“We've had three multiple-victim shooting incidents, and it really has helped things to go more smoothly to have a better idea of how severe the injuries are before the patient arrives,” Valenzuela said.

The Wi-Fi mesh network ties everything together, but unlike other municipal networks, it is not available to the general public. The traditional municipal Wi-Fi model calls for public safety to ride along free on a network that provides low-cost Internet service to residents and businesses and is supported by user fees and/or advertising.

“Our network is not as dense as other networks that do it for the public,” Leyva said. “We have maybe two radios per square mile when you'd need 15 to 20 radios to make it available to the public. We're not there to do service to the public.”

Although the network doesn't offer Internet service to the public, the network's goals are very public-oriented.

“We want to share this in the buses to entice people to ride buses instead of driving cars and get free Internet access while doing that,” Leyva said. “The bus would have a [Tropos router], which is part of the closed network, and that would go to an access point and that's where people would attach. They wouldn't attach to the actual mesh.”

Leyva readily admits that Tucson entered the wireless space from a different direction than most of its municipal counterparts, which started networks to help consumers bridge the “digital divide” with inexpensive high-speed broadband connectivity.

“We think we got it right the first time doing it backwards from everybody else,” he said. “When we started looking to this system in '99, the money was with medical applications. … [We] created this ER-Link program to provide a service for which funding was available and, as an extra, be able to have many other communications after that.”

A successful Wi-Fi network is big news in today's environment. Municipalities have been taking it on the chin as build-out schedules have gone awry, and one of muni Wi-Fi's biggest proponents, EarthLink, has taken a side step and is currently reconsidering its approach to the sector, which in turn is making many jumpy. In addition, the muni model just hasn't seemed to jell, despite the best intentions of city officials to use citywide wireless to help residents and encourage tourism.

Now, as Tucson is demonstrating, Wi-Fi can serve the public interest without actually touching the public.

“Public safety is big,” Tropos' Barton said. “We have seen a tremendous amount of interest in Wi-Fi and have multiple cities using it for public safety.”

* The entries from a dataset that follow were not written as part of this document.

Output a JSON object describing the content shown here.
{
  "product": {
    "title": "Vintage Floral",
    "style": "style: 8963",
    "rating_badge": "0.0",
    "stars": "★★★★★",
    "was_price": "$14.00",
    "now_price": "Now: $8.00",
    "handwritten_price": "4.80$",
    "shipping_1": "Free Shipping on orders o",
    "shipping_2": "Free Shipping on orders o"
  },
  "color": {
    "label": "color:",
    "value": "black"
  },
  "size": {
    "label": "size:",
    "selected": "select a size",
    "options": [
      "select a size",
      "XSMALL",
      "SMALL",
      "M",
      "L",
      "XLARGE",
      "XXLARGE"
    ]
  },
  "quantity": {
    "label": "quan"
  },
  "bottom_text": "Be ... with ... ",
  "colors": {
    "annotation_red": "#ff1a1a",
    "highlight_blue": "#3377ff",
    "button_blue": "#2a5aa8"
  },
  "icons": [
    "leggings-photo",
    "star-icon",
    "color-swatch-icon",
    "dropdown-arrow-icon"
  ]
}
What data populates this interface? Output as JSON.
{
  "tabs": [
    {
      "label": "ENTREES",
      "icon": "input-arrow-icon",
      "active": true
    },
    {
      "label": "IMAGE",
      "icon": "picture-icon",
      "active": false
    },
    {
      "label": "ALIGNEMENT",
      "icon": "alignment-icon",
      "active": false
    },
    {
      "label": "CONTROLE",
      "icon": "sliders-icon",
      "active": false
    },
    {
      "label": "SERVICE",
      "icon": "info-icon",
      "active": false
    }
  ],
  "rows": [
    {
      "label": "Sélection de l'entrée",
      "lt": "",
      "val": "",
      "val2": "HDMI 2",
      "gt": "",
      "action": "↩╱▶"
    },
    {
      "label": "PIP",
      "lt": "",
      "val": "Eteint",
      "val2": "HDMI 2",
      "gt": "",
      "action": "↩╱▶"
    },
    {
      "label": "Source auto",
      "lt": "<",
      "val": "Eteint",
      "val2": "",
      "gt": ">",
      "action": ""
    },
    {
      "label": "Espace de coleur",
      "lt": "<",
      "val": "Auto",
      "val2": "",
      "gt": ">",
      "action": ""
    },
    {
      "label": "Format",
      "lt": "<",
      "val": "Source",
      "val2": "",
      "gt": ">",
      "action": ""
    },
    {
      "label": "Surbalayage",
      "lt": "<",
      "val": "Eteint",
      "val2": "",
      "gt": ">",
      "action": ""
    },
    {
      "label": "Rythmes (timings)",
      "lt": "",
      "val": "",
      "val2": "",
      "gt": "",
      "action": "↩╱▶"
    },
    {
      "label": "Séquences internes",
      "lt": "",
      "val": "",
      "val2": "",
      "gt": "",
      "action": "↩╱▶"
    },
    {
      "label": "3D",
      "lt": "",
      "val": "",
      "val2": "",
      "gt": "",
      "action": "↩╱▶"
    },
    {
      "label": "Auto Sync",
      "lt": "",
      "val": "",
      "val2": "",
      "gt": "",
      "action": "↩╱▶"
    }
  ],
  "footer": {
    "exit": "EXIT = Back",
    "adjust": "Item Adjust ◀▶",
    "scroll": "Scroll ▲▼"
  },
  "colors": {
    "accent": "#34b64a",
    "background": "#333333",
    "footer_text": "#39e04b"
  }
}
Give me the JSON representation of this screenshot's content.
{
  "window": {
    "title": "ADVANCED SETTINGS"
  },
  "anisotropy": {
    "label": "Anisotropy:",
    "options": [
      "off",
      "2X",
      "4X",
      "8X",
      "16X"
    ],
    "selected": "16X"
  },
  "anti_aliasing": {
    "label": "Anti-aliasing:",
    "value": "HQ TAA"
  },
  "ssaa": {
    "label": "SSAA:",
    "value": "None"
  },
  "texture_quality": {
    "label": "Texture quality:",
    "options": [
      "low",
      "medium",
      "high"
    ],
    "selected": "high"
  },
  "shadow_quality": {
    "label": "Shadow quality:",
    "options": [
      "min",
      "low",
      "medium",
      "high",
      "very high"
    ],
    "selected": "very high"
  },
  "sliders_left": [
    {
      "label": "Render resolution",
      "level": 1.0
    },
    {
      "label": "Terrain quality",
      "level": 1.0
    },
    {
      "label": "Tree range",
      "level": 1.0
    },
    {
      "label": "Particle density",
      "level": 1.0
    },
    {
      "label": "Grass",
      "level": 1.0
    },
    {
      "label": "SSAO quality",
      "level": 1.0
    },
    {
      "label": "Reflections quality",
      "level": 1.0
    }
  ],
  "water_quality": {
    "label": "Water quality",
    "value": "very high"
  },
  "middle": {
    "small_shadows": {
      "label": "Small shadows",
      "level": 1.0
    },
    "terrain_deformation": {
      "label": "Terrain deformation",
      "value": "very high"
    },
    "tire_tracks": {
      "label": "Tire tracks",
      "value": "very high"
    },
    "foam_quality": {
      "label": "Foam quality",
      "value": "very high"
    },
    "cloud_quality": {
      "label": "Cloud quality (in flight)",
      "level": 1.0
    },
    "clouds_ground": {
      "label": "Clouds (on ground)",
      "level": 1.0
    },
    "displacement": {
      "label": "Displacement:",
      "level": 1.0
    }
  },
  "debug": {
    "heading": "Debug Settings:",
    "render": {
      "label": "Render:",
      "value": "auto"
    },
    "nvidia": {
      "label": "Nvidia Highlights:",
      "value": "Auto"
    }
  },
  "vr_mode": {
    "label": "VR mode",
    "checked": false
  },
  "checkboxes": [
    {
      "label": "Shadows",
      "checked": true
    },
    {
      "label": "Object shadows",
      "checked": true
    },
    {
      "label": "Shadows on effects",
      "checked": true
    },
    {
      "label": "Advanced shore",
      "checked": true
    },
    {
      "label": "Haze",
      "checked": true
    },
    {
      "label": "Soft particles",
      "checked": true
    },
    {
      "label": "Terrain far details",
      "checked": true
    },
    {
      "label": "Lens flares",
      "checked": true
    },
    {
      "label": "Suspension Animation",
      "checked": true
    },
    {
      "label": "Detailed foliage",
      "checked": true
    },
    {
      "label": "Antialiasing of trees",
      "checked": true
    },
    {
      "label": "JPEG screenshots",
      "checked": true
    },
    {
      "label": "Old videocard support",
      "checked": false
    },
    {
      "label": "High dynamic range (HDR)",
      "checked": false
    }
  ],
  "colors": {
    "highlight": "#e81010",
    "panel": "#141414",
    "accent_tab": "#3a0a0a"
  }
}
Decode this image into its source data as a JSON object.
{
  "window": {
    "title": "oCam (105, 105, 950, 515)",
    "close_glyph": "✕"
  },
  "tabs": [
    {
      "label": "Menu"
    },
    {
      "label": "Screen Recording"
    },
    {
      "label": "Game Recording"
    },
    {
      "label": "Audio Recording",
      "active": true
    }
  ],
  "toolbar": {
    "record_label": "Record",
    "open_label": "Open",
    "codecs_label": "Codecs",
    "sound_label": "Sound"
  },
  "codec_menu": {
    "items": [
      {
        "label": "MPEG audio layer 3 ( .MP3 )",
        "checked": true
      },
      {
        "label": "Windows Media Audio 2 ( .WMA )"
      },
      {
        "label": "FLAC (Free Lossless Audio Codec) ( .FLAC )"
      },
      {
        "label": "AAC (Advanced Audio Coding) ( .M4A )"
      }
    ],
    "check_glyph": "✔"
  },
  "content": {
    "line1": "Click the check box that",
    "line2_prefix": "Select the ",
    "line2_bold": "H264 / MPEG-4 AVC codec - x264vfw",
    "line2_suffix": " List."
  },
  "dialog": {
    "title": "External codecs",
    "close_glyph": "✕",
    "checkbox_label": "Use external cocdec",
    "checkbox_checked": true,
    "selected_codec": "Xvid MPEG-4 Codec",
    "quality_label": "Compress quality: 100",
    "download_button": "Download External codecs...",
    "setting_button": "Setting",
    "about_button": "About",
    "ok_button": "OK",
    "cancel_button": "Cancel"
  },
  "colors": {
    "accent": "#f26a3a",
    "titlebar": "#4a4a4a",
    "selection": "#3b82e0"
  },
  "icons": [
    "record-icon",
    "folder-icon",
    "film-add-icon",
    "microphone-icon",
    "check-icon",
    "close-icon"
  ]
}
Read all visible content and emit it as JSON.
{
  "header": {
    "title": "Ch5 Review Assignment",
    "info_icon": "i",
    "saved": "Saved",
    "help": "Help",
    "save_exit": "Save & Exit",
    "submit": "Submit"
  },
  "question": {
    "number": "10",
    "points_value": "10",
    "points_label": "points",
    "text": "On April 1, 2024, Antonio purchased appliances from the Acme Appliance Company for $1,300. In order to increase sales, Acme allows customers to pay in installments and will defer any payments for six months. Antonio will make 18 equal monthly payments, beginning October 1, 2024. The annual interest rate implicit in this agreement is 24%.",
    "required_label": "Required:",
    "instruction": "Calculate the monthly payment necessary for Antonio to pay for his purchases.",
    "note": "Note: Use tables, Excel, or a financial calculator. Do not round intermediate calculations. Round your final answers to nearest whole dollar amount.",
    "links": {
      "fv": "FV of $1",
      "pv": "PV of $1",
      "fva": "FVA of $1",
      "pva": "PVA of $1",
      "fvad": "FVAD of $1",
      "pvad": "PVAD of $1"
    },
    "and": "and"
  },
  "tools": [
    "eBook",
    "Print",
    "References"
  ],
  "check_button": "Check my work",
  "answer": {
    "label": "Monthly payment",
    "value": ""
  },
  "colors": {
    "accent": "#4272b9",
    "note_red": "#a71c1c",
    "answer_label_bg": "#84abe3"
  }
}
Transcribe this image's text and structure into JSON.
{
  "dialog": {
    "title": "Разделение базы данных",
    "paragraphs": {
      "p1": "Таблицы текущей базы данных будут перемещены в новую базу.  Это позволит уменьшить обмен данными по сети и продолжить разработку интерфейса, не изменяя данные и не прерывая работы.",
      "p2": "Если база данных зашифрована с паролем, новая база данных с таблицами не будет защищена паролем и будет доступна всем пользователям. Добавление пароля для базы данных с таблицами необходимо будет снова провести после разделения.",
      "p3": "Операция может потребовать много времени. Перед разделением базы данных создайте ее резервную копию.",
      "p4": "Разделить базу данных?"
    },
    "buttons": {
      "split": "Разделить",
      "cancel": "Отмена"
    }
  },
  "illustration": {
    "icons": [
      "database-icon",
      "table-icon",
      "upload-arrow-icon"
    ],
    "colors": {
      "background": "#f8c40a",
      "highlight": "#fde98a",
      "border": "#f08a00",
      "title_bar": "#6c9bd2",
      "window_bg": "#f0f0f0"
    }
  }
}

She believes that public-safety agencies will find the network's architecture attractive. “When you're tooling around in a car, you're actually in the coverage area because you have the router right there,” Barton said. “By having the router in the car, there [is accessibility to] high-bandwidth applications. There are no special antennas; it typically goes in the trunk in a self-contained box.”

Besides public safety, there's an element of police safety involved as well.

“Today many of the police officers are riding by themselves. … They have no backup, so a video camera can monitor them while they're doing that, and [the footage can] be transmitted back to a central location where someone can keep an eye on the officer. In addition, these days video can be used in court as evidence,” she said.

Tucson is still learning what the system can do. The transportation department is installing cameras with even more capabilities on selected traffic lights and considering using the video to catch traffic violators or other law-breakers, while other city departments are planning to give employees voice-over-IP phones that connect through the network.

Meanwhile, University Medical Center is considering using portable on-scene cameras to bring even more efficiencies to emergency room staffing.

“Inevitably, we err on the side of being conservative” and over-responding to an emergency, Valenzuela said. “That tends to wear out the trauma team. Our main objective in taking on ER-Link is to see if we can reduce the amount of over-commitment of resources.”